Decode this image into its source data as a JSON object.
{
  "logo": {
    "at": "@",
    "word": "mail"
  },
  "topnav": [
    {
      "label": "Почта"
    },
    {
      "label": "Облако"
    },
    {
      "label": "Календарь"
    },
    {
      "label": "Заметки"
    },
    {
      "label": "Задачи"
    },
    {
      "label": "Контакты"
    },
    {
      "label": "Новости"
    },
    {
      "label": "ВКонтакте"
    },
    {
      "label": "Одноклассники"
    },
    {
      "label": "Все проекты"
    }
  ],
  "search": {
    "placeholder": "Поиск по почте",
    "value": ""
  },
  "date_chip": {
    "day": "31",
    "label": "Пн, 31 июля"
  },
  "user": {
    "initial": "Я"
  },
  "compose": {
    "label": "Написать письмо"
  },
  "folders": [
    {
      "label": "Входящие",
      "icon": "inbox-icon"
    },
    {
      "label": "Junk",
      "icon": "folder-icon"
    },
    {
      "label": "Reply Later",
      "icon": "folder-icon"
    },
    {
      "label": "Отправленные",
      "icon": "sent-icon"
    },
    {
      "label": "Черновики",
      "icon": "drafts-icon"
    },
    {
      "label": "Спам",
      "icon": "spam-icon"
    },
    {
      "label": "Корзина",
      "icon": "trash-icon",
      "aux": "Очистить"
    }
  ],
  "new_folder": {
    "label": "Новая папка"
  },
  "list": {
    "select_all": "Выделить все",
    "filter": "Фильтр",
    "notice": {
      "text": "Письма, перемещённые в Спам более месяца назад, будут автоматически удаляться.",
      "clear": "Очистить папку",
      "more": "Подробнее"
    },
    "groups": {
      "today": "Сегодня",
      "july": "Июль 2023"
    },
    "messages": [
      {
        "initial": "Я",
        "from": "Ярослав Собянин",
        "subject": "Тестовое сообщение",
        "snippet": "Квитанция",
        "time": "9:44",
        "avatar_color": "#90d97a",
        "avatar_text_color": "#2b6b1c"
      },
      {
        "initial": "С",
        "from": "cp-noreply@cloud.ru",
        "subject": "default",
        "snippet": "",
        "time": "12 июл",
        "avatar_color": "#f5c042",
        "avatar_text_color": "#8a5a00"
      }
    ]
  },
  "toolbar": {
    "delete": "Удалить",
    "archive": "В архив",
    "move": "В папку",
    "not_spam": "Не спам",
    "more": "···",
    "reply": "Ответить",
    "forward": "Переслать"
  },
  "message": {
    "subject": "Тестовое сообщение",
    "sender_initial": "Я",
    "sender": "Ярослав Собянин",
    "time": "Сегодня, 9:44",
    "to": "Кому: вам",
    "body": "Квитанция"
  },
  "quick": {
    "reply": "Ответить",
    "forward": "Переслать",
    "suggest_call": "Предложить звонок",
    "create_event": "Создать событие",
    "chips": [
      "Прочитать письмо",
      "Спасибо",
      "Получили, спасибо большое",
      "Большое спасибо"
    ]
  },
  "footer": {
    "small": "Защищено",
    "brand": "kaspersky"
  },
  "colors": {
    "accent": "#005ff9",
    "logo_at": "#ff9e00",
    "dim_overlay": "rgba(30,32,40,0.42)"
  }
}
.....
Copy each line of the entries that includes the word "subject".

■ RESULT OF THE EXERCISE:
        "subject": "Тестовое сообщение",
        "subject": "default",
    "subject": "Тестовое сообщение",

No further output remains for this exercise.